■ Exercise requirements:
Output the listing exactly, leaving out no line.

■ Provided records:

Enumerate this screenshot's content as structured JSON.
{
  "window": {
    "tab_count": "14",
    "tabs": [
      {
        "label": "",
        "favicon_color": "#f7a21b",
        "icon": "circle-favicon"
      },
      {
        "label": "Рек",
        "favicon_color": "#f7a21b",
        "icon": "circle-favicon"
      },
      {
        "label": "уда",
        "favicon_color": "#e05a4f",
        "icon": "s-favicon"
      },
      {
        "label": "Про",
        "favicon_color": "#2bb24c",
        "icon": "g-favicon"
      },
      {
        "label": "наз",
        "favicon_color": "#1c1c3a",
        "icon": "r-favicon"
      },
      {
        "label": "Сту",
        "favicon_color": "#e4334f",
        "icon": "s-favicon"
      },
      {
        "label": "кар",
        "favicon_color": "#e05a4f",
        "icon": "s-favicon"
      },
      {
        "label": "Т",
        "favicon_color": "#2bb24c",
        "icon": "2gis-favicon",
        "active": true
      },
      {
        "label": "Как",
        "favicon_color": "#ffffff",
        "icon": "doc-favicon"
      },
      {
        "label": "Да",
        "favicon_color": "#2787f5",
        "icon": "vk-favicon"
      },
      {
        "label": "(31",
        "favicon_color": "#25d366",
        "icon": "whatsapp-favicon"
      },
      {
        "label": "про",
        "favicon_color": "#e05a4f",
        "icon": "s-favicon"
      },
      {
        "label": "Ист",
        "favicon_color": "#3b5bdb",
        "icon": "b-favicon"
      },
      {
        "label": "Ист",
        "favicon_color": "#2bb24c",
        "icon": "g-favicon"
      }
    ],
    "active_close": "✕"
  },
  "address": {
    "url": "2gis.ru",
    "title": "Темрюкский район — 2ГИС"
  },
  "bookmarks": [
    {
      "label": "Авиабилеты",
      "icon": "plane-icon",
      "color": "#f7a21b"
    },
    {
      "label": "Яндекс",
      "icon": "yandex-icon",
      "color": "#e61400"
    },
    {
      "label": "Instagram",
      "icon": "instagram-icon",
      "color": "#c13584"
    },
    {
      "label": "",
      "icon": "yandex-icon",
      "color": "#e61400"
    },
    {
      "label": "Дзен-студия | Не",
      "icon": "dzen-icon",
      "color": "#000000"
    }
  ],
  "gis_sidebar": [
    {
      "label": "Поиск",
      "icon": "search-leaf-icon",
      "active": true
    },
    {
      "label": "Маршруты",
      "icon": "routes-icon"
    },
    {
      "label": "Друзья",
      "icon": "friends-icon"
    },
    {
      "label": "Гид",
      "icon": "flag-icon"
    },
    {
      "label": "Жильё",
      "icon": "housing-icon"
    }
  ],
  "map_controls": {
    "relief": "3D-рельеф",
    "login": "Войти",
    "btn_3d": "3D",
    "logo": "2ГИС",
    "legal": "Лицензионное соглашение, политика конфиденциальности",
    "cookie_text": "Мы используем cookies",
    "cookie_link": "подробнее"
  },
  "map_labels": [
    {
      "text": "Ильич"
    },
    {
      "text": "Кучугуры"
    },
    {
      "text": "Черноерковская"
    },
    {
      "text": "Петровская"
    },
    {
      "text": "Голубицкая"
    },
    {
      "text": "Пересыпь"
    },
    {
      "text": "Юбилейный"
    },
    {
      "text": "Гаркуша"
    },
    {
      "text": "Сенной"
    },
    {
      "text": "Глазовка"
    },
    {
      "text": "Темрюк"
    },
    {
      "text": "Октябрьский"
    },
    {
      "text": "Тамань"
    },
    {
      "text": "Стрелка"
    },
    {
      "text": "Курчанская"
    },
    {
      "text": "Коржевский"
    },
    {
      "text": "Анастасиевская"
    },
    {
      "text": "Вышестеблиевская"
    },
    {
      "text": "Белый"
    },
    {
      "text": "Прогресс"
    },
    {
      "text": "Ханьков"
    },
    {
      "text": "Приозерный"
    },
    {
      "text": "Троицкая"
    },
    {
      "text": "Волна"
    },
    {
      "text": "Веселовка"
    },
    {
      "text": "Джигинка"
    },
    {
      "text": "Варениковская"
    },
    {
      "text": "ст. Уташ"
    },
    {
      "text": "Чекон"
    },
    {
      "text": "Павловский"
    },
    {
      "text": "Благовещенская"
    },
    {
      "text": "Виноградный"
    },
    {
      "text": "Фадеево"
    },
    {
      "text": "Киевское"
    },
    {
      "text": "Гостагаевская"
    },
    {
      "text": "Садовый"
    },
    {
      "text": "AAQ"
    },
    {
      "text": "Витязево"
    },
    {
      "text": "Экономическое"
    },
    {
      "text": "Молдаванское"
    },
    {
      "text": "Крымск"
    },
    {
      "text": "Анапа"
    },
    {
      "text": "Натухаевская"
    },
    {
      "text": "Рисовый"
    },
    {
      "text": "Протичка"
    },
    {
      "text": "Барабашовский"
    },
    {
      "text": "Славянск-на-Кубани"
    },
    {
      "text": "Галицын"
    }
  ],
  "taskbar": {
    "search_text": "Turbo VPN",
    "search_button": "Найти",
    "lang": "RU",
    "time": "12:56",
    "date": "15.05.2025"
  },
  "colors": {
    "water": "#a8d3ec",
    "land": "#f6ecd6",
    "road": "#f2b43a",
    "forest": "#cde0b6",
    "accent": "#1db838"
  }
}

■ Solution for this problem:
Enumerate this screenshot's content as structured JSON.
{
  "window": {
    "tab_count": "14",
    "tabs": [
      {
        "label": "",
        "favicon_color": "#f7a21b",
        "icon": "circle-favicon"
      },
      {
        "label": "Рек",
        "favicon_color": "#f7a21b",
        "icon": "circle-favicon"
      },
      {
        "label": "уда",
        "favicon_color": "#e05a4f",
        "icon": "s-favicon"
      },
      {
        "label": "Про",
        "favicon_color": "#2bb24c",
        "icon": "g-favicon"
      },
      {
        "label": "наз",
        "favicon_color": "#1c1c3a",
        "icon": "r-favicon"
      },
      {
        "label": "Сту",
        "favicon_color": "#e4334f",
        "icon": "s-favicon"
      },
      {
        "label": "кар",
        "favicon_color": "#e05a4f",
        "icon": "s-favicon"
      },
      {
        "label": "Т",
        "favicon_color": "#2bb24c",
        "icon": "2gis-favicon",
        "active": true
      },
      {
        "label": "Как",
        "favicon_color": "#ffffff",
        "icon": "doc-favicon"
      },
      {
        "label": "Да",
        "favicon_color": "#2787f5",
        "icon": "vk-favicon"
      },
      {
        "label": "(31",
        "favicon_color": "#25d366",
        "icon": "whatsapp-favicon"
      },
      {
        "label": "про",
        "favicon_color": "#e05a4f",
        "icon": "s-favicon"
      },
      {
        "label": "Ист",
        "favicon_color": "#3b5bdb",
        "icon": "b-favicon"
      },
      {
        "label": "Ист",
        "favicon_color": "#2bb24c",
        "icon": "g-favicon"
      }
    ],
    "active_close": "✕"
  },
  "address": {
    "url": "2gis.ru",
    "title": "Темрюкский район — 2ГИС"
  },
  "bookmarks": [
    {
      "label": "Авиабилеты",
      "icon": "plane-icon",
      "color": "#f7a21b"
    },
    {
      "label": "Яндекс",
      "icon": "yandex-icon",
      "color": "#e61400"
    },
    {
      "label": "Instagram",
      "icon": "instagram-icon",
      "color": "#c13584"
    },
    {
      "label": "",
      "icon": "yandex-icon",
      "color": "#e61400"
    },
    {
      "label": "Дзен-студия | Не",
      "icon": "dzen-icon",
      "color": "#000000"
    }
  ],
  "gis_sidebar": [
    {
      "label": "Поиск",
      "icon": "search-leaf-icon",
      "active": true
    },
    {
      "label": "Маршруты",
      "icon": "routes-icon"
    },
    {
      "label": "Друзья",
      "icon": "friends-icon"
    },
    {
      "label": "Гид",
      "icon": "flag-icon"
    },
    {
      "label": "Жильё",
      "icon": "housing-icon"
    }
  ],
  "map_controls": {
    "relief": "3D-рельеф",
    "login": "Войти",
    "btn_3d": "3D",
    "logo": "2ГИС",
    "legal": "Лицензионное соглашение, политика конфиденциальности",
    "cookie_text": "Мы используем cookies",
    "cookie_link": "подробнее"
  },
  "map_labels": [
    {
      "text": "Ильич"
    },
    {
      "text": "Кучугуры"
    },
    {
      "text": "Черноерковская"
    },
    {
      "text": "Петровская"
    },
    {
      "text": "Голубицкая"
    },
    {
      "text": "Пересыпь"
    },
    {
      "text": "Юбилейный"
    },
    {
      "text": "Гаркуша"
    },
    {
      "text": "Сенной"
    },
    {
      "text": "Глазовка"
    },
    {
      "text": "Темрюк"
    },
    {
      "text": "Октябрьский"
    },
    {
      "text": "Тамань"
    },
    {
      "text": "Стрелка"
    },
    {
      "text": "Курчанская"
    },
    {
      "text": "Коржевский"
    },
    {
      "text": "Анастасиевская"
    },
    {
      "text": "Вышестеблиевская"
    },
    {
      "text": "Белый"
    },
    {
      "text": "Прогресс"
    },
    {
      "text": "Ханьков"
    },
    {
      "text": "Приозерный"
    },
    {
      "text": "Троицкая"
    },
    {
      "text": "Волна"
    },
    {
      "text": "Веселовка"
    },
    {
      "text": "Джигинка"
    },
    {
      "text": "Варениковская"
    },
    {
      "text": "ст. Уташ"
    },
    {
      "text": "Чекон"
    },
    {
      "text": "Павловский"
    },
    {
      "text": "Благовещенская"
    },
    {
      "text": "Виноградный"
    },
    {
      "text": "Фадеево"
    },
    {
      "text": "Киевское"
    },
    {
      "text": "Гостагаевская"
    },
    {
      "text": "Садовый"
    },
    {
      "text": "AAQ"
    },
    {
      "text": "Витязево"
    },
    {
      "text": "Экономическое"
    },
    {
      "text": "Молдаванское"
    },
    {
      "text": "Крымск"
    },
    {
      "text": "Анапа"
    },
    {
      "text": "Натухаевская"
    },
    {
      "text": "Рисовый"
    },
    {
      "text": "Протичка"
    },
    {
      "text": "Барабашовский"
    },
    {
      "text": "Славянск-на-Кубани"
    },
    {
      "text": "Галицын"
    }
  ],
  "taskbar": {
    "search_text": "Turbo VPN",
    "search_button": "Найти",
    "lang": "RU",
    "time": "12:56",
    "date": "15.05.2025"
  },
  "colors": {
    "water": "#a8d3ec",
    "land": "#f6ecd6",
    "road": "#f2b43a",
    "forest": "#cde0b6",
    "accent": "#1db838"
  }
}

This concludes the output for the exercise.